Among patients who are comatose who have been resuscitated following an out-of-hospital cardiac arrest, no difference has been reported between a restrictive oxygenation target and a liberal oxygenation target regarding incidence of death, or severe disability or coma, after 90 days, according to study findings published in The New England Journal of Medicine.
The Blood Pressure and Oxygenation Targets in Post Resuscitation Care trial (BOX; ClinicalTrials.gov Identifier: NCT03141099) was an open-label, investigator-initiated, randomized trial with a 2-by-2 factorial design in which patients who are comatose who had experienced out-of-hospital cardiac arrest were assigned either to a restrictive or to a liberal oxygen target, as well as to 1 of 2 target blood pressures. The portion of BOX regarding the oxygenation strategy is reported herein.
Recognizing that the appropriate oxygenation target for mechanical ventilation among comatose survivors of out-of-hospital cardiac arrest remains unknown, the researchers sought to compare 2 oxygenation targets (ie, restrictive vs liberal) among patients who were enrolled at 2 tertiary cardiac arrest centers in Denmark.
All participants were assigned in a 1:1 ratio to either a restrictive oxygen target of a partial pressure of arterial oxygen (PaO2) of 9 to 10 kPa (68 to 75 mm Hg) or a liberal oxygen target of a PaO2 of 13 to 14 kPa (98 to 105 mm Hg). Patients were assigned to 1 of 2 blood-pressure targets as well.
The primary study outcome was a composite of death from any cause, or hospital discharge with severe disability or coma (Cerebral Performance Category [CPC] of 3 or 4, with categories ranging from 1 to 5 and higher values indicative of more severe disability) — whichever occurred first within 90 days following randomization.
Secondary outcomes included neuron-specific levels of the enzyme enolase at 48 hours, death from any cause, score on the Montreal Cognitive Assessment scale (range, 0 to 30, with higher scores indicative of better cognitive ability) at 3 months, score on the modified Rankin scale (range, 0 to 6, with higher scores indicative of greater disability) at 3 months, and CPC at 3 months.
A total of 789 patients were included in the intention-to-treat population — 394 in the restrictive-target group and 395 in the liberal-target group. Study randomization was conducted from March 2017 through December 2021. Participants who had been admitted to the hospital following resuscitated cardiac arrest and who experienced a sustained return of spontaneous circulation were eligible for study enrollment.
The researchers found the primary-outcome event occurred in 32.0% (126 of 394) of participants in the restrictive-target group and in 33.9% (134 of 395) of those in the liberal-target group (hazard ratio [HR], 0.95; 95% CI, 0.75-1.21; P =.69). At 90 days, 28.7% (113 of 394) of participants in the restrictive-target group and 31.1% (123 of 395) of those in the liberal-target group had died (HR, 0.93; 95% CI, 0.72-1.20).
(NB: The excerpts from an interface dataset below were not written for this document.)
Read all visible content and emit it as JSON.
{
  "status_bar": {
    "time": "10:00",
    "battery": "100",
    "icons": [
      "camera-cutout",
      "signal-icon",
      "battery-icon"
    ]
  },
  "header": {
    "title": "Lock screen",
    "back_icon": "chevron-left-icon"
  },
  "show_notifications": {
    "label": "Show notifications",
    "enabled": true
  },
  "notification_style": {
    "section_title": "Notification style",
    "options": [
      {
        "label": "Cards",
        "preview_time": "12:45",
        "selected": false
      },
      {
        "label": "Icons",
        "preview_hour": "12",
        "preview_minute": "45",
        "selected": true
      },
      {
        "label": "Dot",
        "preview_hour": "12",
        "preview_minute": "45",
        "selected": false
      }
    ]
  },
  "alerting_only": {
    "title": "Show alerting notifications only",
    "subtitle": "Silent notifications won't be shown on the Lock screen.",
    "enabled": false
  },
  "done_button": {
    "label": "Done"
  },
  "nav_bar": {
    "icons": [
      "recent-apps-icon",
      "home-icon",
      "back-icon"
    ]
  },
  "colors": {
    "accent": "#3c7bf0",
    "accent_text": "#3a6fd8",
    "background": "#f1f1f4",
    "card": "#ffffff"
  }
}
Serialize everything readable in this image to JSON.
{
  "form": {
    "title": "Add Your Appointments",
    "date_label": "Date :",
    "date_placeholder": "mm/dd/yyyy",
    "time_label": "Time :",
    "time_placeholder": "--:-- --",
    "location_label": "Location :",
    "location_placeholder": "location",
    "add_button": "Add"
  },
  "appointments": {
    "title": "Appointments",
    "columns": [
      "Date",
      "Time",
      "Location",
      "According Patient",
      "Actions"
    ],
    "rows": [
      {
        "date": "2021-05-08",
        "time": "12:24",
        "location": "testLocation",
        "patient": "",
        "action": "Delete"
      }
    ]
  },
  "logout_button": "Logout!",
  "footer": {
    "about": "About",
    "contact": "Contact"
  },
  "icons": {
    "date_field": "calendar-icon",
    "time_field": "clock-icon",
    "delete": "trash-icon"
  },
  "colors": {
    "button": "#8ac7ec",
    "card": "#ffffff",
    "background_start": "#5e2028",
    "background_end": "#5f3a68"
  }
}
The median category on the CPC was 1 in both of the groups. On the Montreal Cognitive Assessment scale, the median score was 27 in both of the arms. On the modified Rankin scale, the median score was 2 in the restrictive-target arm and 1 in the liberal-target arm. At 48 hours, the median neuron-specific enolase level was 17 μg/L in the restrictive-target group and 18 μg/L in the liberal-target group. Adverse events occurred at similar rates in both of the groups.
Several limitations of the current study should be noted. Although the researchers enrolled patients with cardiac arrest that had a presumed cardiac cause, the incidence of primary-outcome events was relatively low and reflected a population with a high prevalence of acute coronary syndrome. Thus, the results may not be applicable to patients who have other causes of cardiac arrest. The trial was further limited by the number of patients who could be evaluated at 90 days, which was lower than anticipated. Additionally, the open-label design of the trial might have biased choices with respect to continued life-sustaining therapies.
According to the researchers, “We found no significant difference between liberal and restrictive oxygenation targets in the composite outcome of death or survival with a poor neurologic outcome. The results were consistent in all prespecified subgroups.”
Disclosure forms provided by the authors are available with the full text of this article at NEJM.org.
Schmidt H, Kjaergaard J, Hassager C, et al. Oxygen targets in comatose survivors of cardiac arrest. N Engl J Med. 2022;387(16):1467-1476. doi:10.1056/NEJMoa2208686